SAVANNAH, Ga. (WSAV) – Homelessness in the United States has increased overall in the past two years, according to a Dec. 2022 report by U.S. Department of Housing and Urban Development. In Georgia, Chatham County has the second highest rate of homelessness out of all other counties in Georgia.

There are over 1,000 homeless individuals in Chatham County, a number that does not include the over 800 Savannah-Chatham County Public School System (SCCPSS) who are homeless.

Many people grow up thinking that homelessness will never be something they will experience. Because of this, they develop stereotypes about the unhoused that are based on the perception that it is somehow the fault of the unhoused person that they do not have housing.

WSAV NOW’s Angel Colquitt spoke with members of Savannah’s homeless community about what they wish housed individuals knew about being homeless.


“Most of us are just people who just want to get by and be treated like people,” Paula Smith said.

Smith is homeless and has been for five years. She says she’s been sober for 33 years.

“People don’t see that. They see a homeless person and they immediately think drug raddled, alcoholic, criminal who’s gonna grab my child and drag ‘em off and sell them on the [black market],” she said.

Smith explained that this is untrue and a horrible stereotype to encourage.

“As a group, we’re not that dangerous,” she continues.

Smith lives in a homeless camp, one of the 39 unregulated camps in Chatham County. She said she’s scared of staying in a shelter due to her PTSD. However, she notes that the people she lives near in her camp are a “big, messed up, dysfunctional family.”

Smith also wants people to know who are homeless deserve dignity and respect.

“I’m tired of being treated like I’m less than human, just because I am forced to live in conditions that no human should be forced to live in,” Smith stressed.


“Something needs to be done. The homeless situation in Chatham County is getting worse,” Kenny, a man who used to live at the camp that was recently cleared out under the Truman, said.

Kenny feels the police in Savannah are finding new reasons to arrest the homeless members of the community, even if certain things (like panhandling) are legal.

“They profile just the homeless,” Kenny said.

Kenny says there just aren’t enough resources available for those who need them. He feels that money being invested into the city’s homeless population is more geared towards making the city appear nicer for tourists, not for improving the conditions of the homeless.

What little resources are available have become unreliable during the pandemic. Smith agreed with the sentiment, pointing out that she struggled to find food within the past six months.

“This week they might serve 11 to 12:30, the next week they might be closed,” Kenny explained. “Why are they closing?”

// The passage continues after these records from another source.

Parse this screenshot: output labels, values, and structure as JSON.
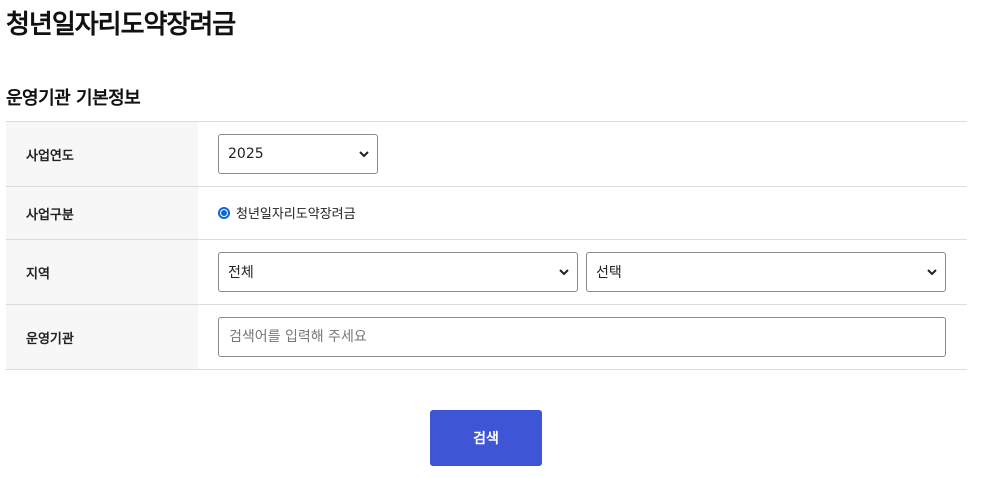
{
  "page": {
    "title": "청년일자리도약장려금"
  },
  "section": {
    "title": "운영기관 기본정보"
  },
  "form": {
    "year": {
      "label": "사업연도",
      "value": "2025"
    },
    "program": {
      "label": "사업구분",
      "option": "청년일자리도약장려금",
      "selected": true
    },
    "region": {
      "label": "지역",
      "primary_value": "전체",
      "secondary_value": "선택"
    },
    "agency": {
      "label": "운영기관",
      "placeholder": "검색어를 입력해 주세요",
      "value": ""
    }
  },
  "actions": {
    "search_label": "검색"
  },
  "colors": {
    "accent": "#3e55d6",
    "radio": "#0a66d8",
    "label_bg": "#f7f7f7",
    "border": "#dcdcdc"
  }
}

Additionally, Kenny believes many people don’t realize that it costs money to be homeless. Staying in a shelter isn’t always free.

“The homeless before were having a hard enough time even getting in to shelter, now they gotta pay $70 a week,” he exclaimed.

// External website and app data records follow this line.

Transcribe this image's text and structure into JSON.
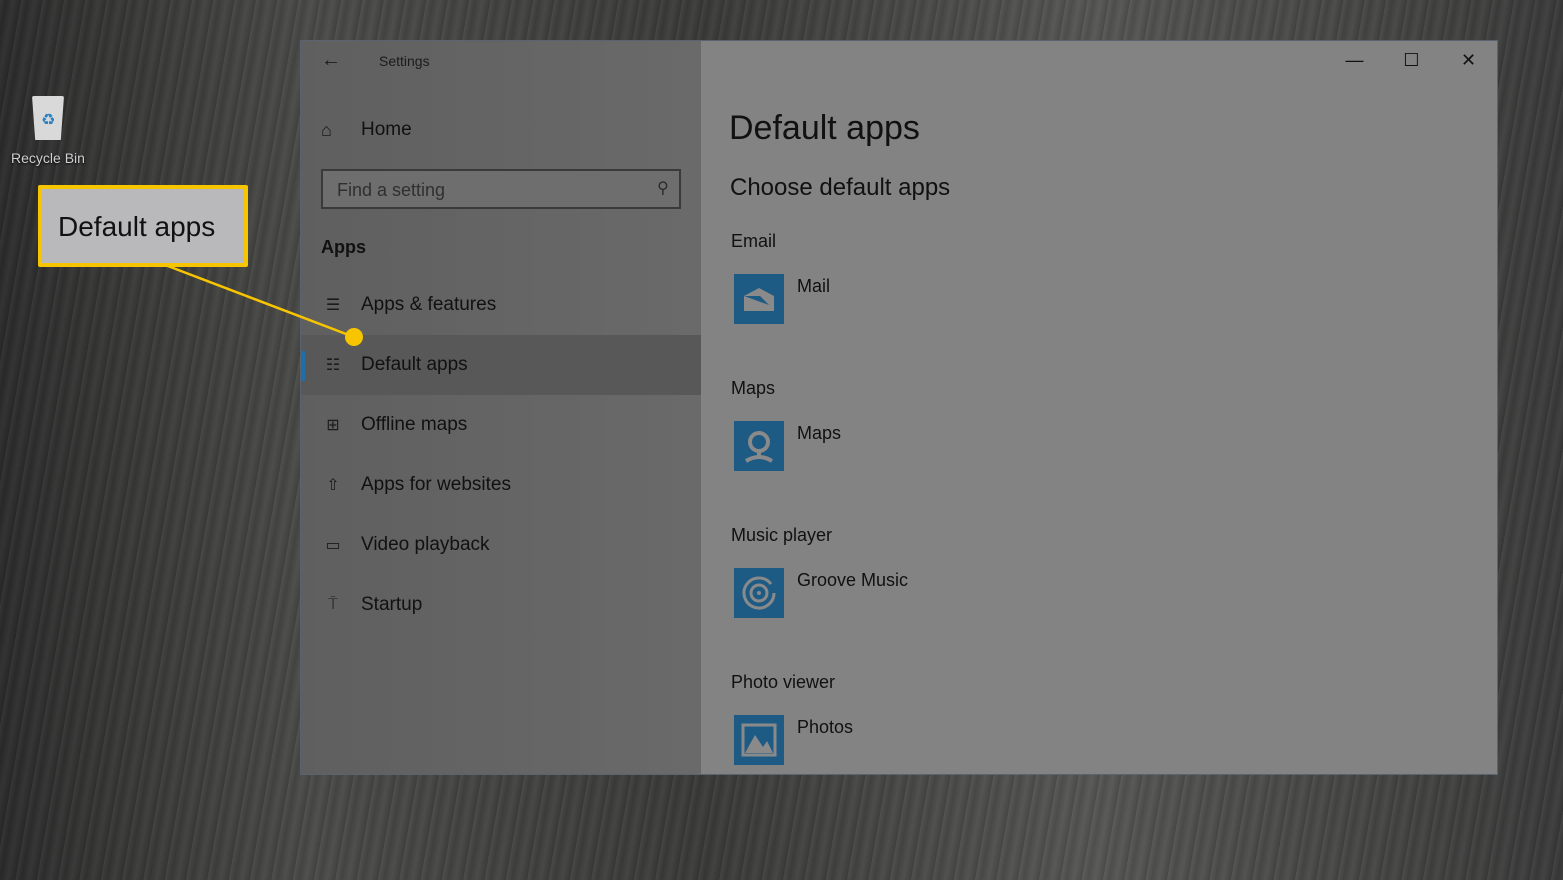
{
  "desktop": {
    "recycle_bin_label": "Recycle Bin"
  },
  "callout": {
    "label": "Default apps",
    "color": "#f6c500"
  },
  "window": {
    "title": "Settings",
    "controls": {
      "minimize": "—",
      "maximize": "☐",
      "close": "✕"
    },
    "back_icon": "←"
  },
  "sidebar": {
    "home_label": "Home",
    "home_icon": "⌂",
    "search": {
      "placeholder": "Find a setting",
      "value": "",
      "icon": "⚲"
    },
    "section_title": "Apps",
    "items": [
      {
        "label": "Apps & features",
        "icon": "☰",
        "active": false
      },
      {
        "label": "Default apps",
        "icon": "☷",
        "active": true
      },
      {
        "label": "Offline maps",
        "icon": "⊞",
        "active": false
      },
      {
        "label": "Apps for websites",
        "icon": "⇧",
        "active": false
      },
      {
        "label": "Video playback",
        "icon": "▭",
        "active": false
      },
      {
        "label": "Startup",
        "icon": "⍑",
        "active": false
      }
    ],
    "accent_color": "#1f6ea7"
  },
  "main": {
    "title": "Default apps",
    "subtitle": "Choose default apps",
    "categories": [
      {
        "label": "Email",
        "app": "Mail"
      },
      {
        "label": "Maps",
        "app": "Maps"
      },
      {
        "label": "Music player",
        "app": "Groove Music"
      },
      {
        "label": "Photo viewer",
        "app": "Photos"
      }
    ],
    "tile_color": "#1d5b85"
  }
}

“$100— 20 bucks a night,” Smith interjected.

“Look at how many homeless people are out here. Look at the ratio to the shelters,” he said. “There’s a problem in this city. Something needs to be done about it.”

Billy and Jerrald

Jerrald has lived in Savannah for 22 years, having made himself a place under the Truman outside the encampment with his friend Billy. Then, because of the people living under the other side of the bridge, he and Billy were ordered to leave.

They were given a paper announcement, telling them that they could not stay where they were. They had only weeks to pack up their things and find a new place to live.

This is what they want you to know.

“I don’t understand half of what’s going on around here,” Jerrald said. He insisted he needed more time.

“Bill spent two days looking for a storage room here in Savannah and there wasn’t one open. It’s kind of hard to put stuff in storage when you can’t find a storage room,” Jerrald explained.

There were several other barriers to finding a new place, including documents that Jerrald and Billy had lost during their years without housing.

“I’m a homeless vet— he’s a homeless vet too but he can’t get ahold of his paperwork,” Billy said. “We consider ourselves brothers because we both served. Brothers take care of each other.”

The City of Savannah has a housing project where they build tiny houses for veterans to live in. However, many of the homeless community in Savannah feel there is a catch to it.

The houses are small and there are only so many available for the homeless veterans living in the area. There are over 200 homeless veterans in Chatham County, according to the Tiny House Project. Phase 1 of the project has housed 23 veterans.

Within the homeless community, there is also a difference between those who have been homeless for a longer period of time versus a shorter period of time.

“There’s supposed to be an unspoken law— that the homeless is supposed to help the homeless,” Billy said. “Help your brother, help your sister that’s out here.”

The four hope that by sharing their experiences they will be able to alert those who are part of the Savannah community to the plight of the homeless in the area.